How Did Indices Change the Fund Management Business?
After indices were developed, investors used them to measure how an investment manager performed compared to the overall market measured by a benchmark such as Standard & Poor's 500 Index, which tracks the performance of 500 of the largest companies listed on U.S. stock exchanges.7
In the 1960s, numerous academic studies showed that most investment managers on average failed to outperform the major market indices such as the S&P 500—even before subtracting the fund's expenses from the returns.8 Factoring in fees made it clear that active mutual fund managers benefited themselves at the expense of investors. Investors would have done better in most cases if they could have just invested in an index. The problem was they couldn't.
However, the birth of the index fund in the 1970s changed all that. The index fund tracks the performance of a market index by holding the same securities that make up the index in the same weights as the index.9 That way the fund's performance matches the index, aside from minor variations due to the fact that an index incurs no costs, as opposed to a fund.10 Pension funds and other institutional investors first used indexing. Retail investors then got into the game with the launch of the Vanguard 500 index fund, the first retail fund to track the S&P 500. This proved a cheaper way to invest, because these funds did not require investment managers and research departments—the index did the work for the fund—the fund company simply had to adjust its portfolio to match the index, as opposed to research and buy securities.

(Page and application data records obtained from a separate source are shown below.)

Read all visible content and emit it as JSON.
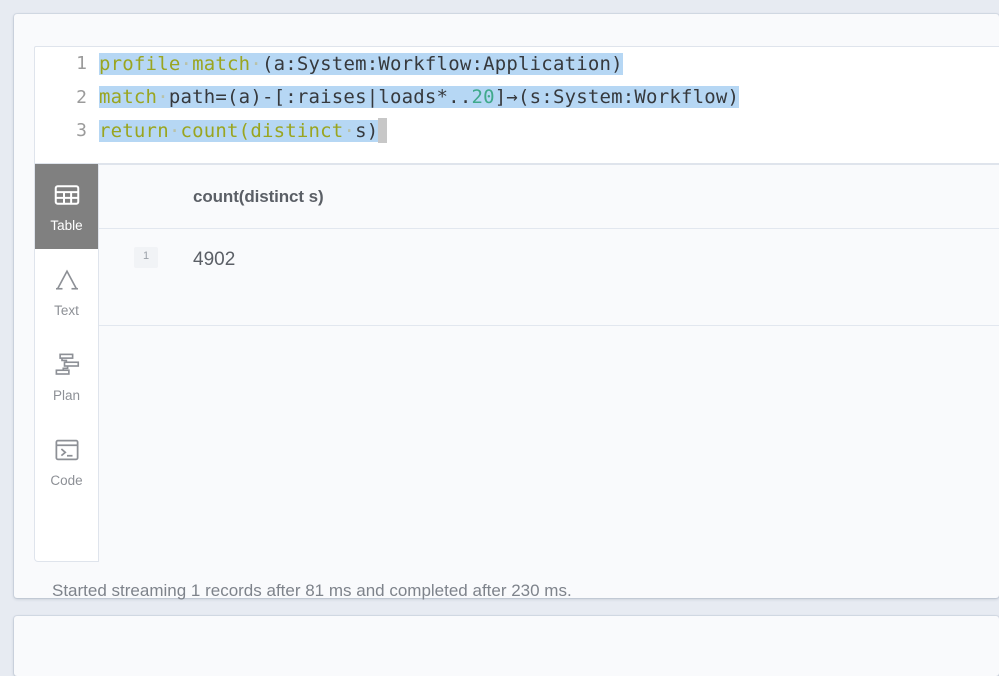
{
  "theme": {
    "page_bg": "#e7ebf2",
    "card_bg": "#f9fafc",
    "editor_bg": "#ffffff",
    "selection": "#b6d7f4",
    "keyword": "#9aa520",
    "number": "#3fa98b",
    "active_view_bg": "#808080",
    "text_muted": "#7e838b"
  },
  "editor": {
    "language": "cypher",
    "lines": [
      {
        "number": "1",
        "plain": "profile match (a:System:Workflow:Application)",
        "tokens": [
          {
            "text": "profile",
            "kind": "keyword"
          },
          {
            "text": "·",
            "kind": "dot"
          },
          {
            "text": "match",
            "kind": "keyword"
          },
          {
            "text": "·",
            "kind": "dot"
          },
          {
            "text": "(a:System:Workflow:Application)",
            "kind": "plain"
          }
        ]
      },
      {
        "number": "2",
        "plain": "match path=(a)-[:raises|loads*..20]→(s:System:Workflow)",
        "tokens": [
          {
            "text": "match",
            "kind": "keyword"
          },
          {
            "text": "·",
            "kind": "dot"
          },
          {
            "text": "path=(a)-[:raises|loads*..",
            "kind": "plain"
          },
          {
            "text": "20",
            "kind": "number"
          },
          {
            "text": "]→(s:System:Workflow)",
            "kind": "plain"
          }
        ]
      },
      {
        "number": "3",
        "plain": "return count(distinct s)",
        "tokens": [
          {
            "text": "return",
            "kind": "keyword"
          },
          {
            "text": "·",
            "kind": "dot"
          },
          {
            "text": "count(distinct",
            "kind": "keyword"
          },
          {
            "text": "·",
            "kind": "dot"
          },
          {
            "text": "s)",
            "kind": "plain"
          }
        ]
      }
    ]
  },
  "views": [
    {
      "id": "table",
      "label": "Table",
      "icon": "table-icon",
      "active": true
    },
    {
      "id": "text",
      "label": "Text",
      "icon": "text-a-icon",
      "active": false
    },
    {
      "id": "plan",
      "label": "Plan",
      "icon": "plan-tree-icon",
      "active": false
    },
    {
      "id": "code",
      "label": "Code",
      "icon": "terminal-icon",
      "active": false
    }
  ],
  "result_table": {
    "columns": [
      "count(distinct s)"
    ],
    "rows": [
      {
        "index": "1",
        "cells": [
          "4902"
        ]
      }
    ]
  },
  "status": {
    "message": "Started streaming 1 records after 81 ms and completed after 230 ms."
  }
}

The birth of index funds spawned a new business—index manufacturing—that created new indices to benchmark managers in all areas. There are indices based on market capitalization, investing style (value or growth), sectors (such as biotech, green, and infrastructure), and all sorts of other categories. New funds, especially ETFs, have emerged to track these indices.